TASK DATA:
+++
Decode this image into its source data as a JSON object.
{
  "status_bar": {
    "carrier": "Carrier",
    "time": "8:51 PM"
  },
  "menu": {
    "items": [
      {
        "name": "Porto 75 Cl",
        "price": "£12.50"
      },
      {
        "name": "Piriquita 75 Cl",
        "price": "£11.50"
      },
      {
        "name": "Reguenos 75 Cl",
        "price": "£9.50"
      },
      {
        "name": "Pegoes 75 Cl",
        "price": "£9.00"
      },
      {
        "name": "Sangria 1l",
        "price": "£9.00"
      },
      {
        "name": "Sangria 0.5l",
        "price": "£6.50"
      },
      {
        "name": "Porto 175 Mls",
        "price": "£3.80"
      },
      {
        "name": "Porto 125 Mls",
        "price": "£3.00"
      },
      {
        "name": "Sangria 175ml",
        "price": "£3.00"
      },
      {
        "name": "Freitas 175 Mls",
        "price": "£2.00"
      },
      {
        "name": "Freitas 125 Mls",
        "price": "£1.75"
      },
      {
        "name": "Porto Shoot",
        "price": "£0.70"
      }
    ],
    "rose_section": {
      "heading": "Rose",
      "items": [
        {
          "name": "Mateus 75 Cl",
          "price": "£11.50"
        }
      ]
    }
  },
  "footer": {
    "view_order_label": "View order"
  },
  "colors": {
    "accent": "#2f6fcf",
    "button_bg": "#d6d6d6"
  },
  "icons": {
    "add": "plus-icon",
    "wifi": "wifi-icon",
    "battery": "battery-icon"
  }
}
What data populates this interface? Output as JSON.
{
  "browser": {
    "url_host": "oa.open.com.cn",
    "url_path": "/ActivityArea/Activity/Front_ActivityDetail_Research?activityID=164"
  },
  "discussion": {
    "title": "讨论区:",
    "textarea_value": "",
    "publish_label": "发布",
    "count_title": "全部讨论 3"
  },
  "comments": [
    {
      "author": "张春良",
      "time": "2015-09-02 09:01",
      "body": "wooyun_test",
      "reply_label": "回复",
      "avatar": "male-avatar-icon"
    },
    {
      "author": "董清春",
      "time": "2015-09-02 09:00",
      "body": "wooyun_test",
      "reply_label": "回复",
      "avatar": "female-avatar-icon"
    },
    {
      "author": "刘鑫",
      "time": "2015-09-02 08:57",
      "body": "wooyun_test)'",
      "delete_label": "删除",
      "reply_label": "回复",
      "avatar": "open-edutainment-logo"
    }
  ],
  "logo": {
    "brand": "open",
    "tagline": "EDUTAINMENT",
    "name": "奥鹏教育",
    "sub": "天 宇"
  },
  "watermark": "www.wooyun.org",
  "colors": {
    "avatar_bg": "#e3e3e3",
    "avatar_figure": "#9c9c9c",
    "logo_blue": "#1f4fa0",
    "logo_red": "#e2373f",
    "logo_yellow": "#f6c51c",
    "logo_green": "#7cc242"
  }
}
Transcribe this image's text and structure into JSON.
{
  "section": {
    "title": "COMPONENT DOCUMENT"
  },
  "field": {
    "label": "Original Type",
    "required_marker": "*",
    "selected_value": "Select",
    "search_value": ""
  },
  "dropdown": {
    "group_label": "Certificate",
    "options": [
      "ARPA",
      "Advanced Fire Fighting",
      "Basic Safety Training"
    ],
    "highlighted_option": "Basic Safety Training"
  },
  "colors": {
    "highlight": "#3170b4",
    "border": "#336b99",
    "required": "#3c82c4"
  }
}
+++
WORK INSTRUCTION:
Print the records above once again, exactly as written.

SOLUTION:
Decode this image into its source data as a JSON object.
{
  "status_bar": {
    "carrier": "Carrier",
    "time": "8:51 PM"
  },
  "menu": {
    "items": [
      {
        "name": "Porto 75 Cl",
        "price": "£12.50"
      },
      {
        "name": "Piriquita 75 Cl",
        "price": "£11.50"
      },
      {
        "name": "Reguenos 75 Cl",
        "price": "£9.50"
      },
      {
        "name": "Pegoes 75 Cl",
        "price": "£9.00"
      },
      {
        "name": "Sangria 1l",
        "price": "£9.00"
      },
      {
        "name": "Sangria 0.5l",
        "price": "£6.50"
      },
      {
        "name": "Porto 175 Mls",
        "price": "£3.80"
      },
      {
        "name": "Porto 125 Mls",
        "price": "£3.00"
      },
      {
        "name": "Sangria 175ml",
        "price": "£3.00"
      },
      {
        "name": "Freitas 175 Mls",
        "price": "£2.00"
      },
      {
        "name": "Freitas 125 Mls",
        "price": "£1.75"
      },
      {
        "name": "Porto Shoot",
        "price": "£0.70"
      }
    ],
    "rose_section": {
      "heading": "Rose",
      "items": [
        {
          "name": "Mateus 75 Cl",
          "price": "£11.50"
        }
      ]
    }
  },
  "footer": {
    "view_order_label": "View order"
  },
  "colors": {
    "accent": "#2f6fcf",
    "button_bg": "#d6d6d6"
  },
  "icons": {
    "add": "plus-icon",
    "wifi": "wifi-icon",
    "battery": "battery-icon"
  }
}
What data populates this interface? Output as JSON.
{
  "browser": {
    "url_host": "oa.open.com.cn",
    "url_path": "/ActivityArea/Activity/Front_ActivityDetail_Research?activityID=164"
  },
  "discussion": {
    "title": "讨论区:",
    "textarea_value": "",
    "publish_label": "发布",
    "count_title": "全部讨论 3"
  },
  "comments": [
    {
      "author": "张春良",
      "time": "2015-09-02 09:01",
      "body": "wooyun_test",
      "reply_label": "回复",
      "avatar": "male-avatar-icon"
    },
    {
      "author": "董清春",
      "time": "2015-09-02 09:00",
      "body": "wooyun_test",
      "reply_label": "回复",
      "avatar": "female-avatar-icon"
    },
    {
      "author": "刘鑫",
      "time": "2015-09-02 08:57",
      "body": "wooyun_test)'",
      "delete_label": "删除",
      "reply_label": "回复",
      "avatar": "open-edutainment-logo"
    }
  ],
  "logo": {
    "brand": "open",
    "tagline": "EDUTAINMENT",
    "name": "奥鹏教育",
    "sub": "天 宇"
  },
  "watermark": "www.wooyun.org",
  "colors": {
    "avatar_bg": "#e3e3e3",
    "avatar_figure": "#9c9c9c",
    "logo_blue": "#1f4fa0",
    "logo_red": "#e2373f",
    "logo_yellow": "#f6c51c",
    "logo_green": "#7cc242"
  }
}
Transcribe this image's text and structure into JSON.
{
  "section": {
    "title": "COMPONENT DOCUMENT"
  },
  "field": {
    "label": "Original Type",
    "required_marker": "*",
    "selected_value": "Select",
    "search_value": ""
  },
  "dropdown": {
    "group_label": "Certificate",
    "options": [
      "ARPA",
      "Advanced Fire Fighting",
      "Basic Safety Training"
    ],
    "highlighted_option": "Basic Safety Training"
  },
  "colors": {
    "highlight": "#3170b4",
    "border": "#336b99",
    "required": "#3c82c4"
  }
}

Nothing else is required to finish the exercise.